A4 Article in conference proceedings
HyperWall : A Hypervisor for Detection and Prevention of Malicious Communication (2020)


Kiperberg, M., Ben Yehuda, R., & Zaidenberg, N. J. (2020). HyperWall : A Hypervisor for Detection and Prevention of Malicious Communication. In M. Kutyłowski, J. Zhang, & C. Chen (Eds.), Network and System Security : 14th International Conference, NSS 2020, Melbourne, VIC, Australia, November 25–27, 2020, Proceedings (pp. 79-93). Springer. Lecture Notes in Computer Science, 12570. https://doi.org/10.1007/978-3-030-65745-1_5


JYU authors or editors


Publication details

All authors or editors: Kiperberg, Michael; Ben Yehuda, Raz; Zaidenberg, Nezer J.

Parent publication: Network and System Security : 14th International Conference, NSS 2020, Melbourne, VIC, Australia, November 25–27, 2020, Proceedings

Parent publication editors: Kutyłowski, Miroslaw; Zhang, Jun; Chen, Chao

Conference:

  • International Conference on Network and System Security

Place and date of conference: Online/ Melbourne, Australia, 25.-27.11.2020

ISBN: 978-3-030-65744-4

eISBN: 978-3-030-65745-1

Journal or series: Lecture Notes in Computer Science

ISSN: 0302-9743

eISSN: 1611-3349

Publication year: 2020

Number in series: 12570

Pages range: 79-93

Number of pages in the book: 448

Publisher: Springer

Place of Publication: Cham

Publication country: Switzerland

Publication language: English

DOI: https://doi.org/10.1007/978-3-030-65745-1_5

Publication open access: Not open

Publication channel open access:


Abstract

Malicious programs vary widely in their functionality, from key-logging to disk encryption.
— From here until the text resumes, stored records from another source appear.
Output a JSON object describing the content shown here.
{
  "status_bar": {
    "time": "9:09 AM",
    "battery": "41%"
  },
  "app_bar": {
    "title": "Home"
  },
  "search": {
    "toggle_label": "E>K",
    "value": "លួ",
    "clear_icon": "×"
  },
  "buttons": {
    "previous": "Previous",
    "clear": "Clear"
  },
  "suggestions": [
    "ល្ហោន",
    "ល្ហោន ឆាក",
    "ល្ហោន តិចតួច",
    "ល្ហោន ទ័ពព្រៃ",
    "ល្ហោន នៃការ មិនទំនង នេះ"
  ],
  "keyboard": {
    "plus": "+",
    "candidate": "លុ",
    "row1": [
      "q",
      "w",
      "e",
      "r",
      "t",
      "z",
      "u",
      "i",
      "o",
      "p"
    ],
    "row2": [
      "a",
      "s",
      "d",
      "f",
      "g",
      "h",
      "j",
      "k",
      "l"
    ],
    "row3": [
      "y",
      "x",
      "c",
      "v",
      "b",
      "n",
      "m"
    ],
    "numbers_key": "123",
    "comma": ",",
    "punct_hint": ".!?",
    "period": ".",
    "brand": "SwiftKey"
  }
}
However, most malicious programs communicate with their operators, thus revealing themselves to various security tools. The security tools incorporated within an operating system are vulnerable to attacks due to the large attack surface of the operating system kernel and modules. We present a kernel module that demonstrates how kernel-mode access can be used to bypass any security mechanism that is implemented in kernel-mode. External security tools, like firewalls, lack important information about the origin of the intercepted packets, thus their filtering policy is usually insufficient to prevent communication between the malicious program and its operator. We propose to use a thin hypervisor, which we call “HyperWall”, to prevent malicious communication. The proposed system is effective against an attacker who has gained access to kernel-mode. Our performance evaluation shows that the system incurs insignificant (≈1.64% on average) performance degradation in real-world applications.


Keywords: data security; virtualisation; malware

Free keywords: Virtual machine monitors; Hypervisors; Trusted computing base; Network security


Contributing organizations


Ministry reporting: Yes

Reporting Year: 2021

JUFO rating: 1


Last updated on 2022-19-08 at 19:32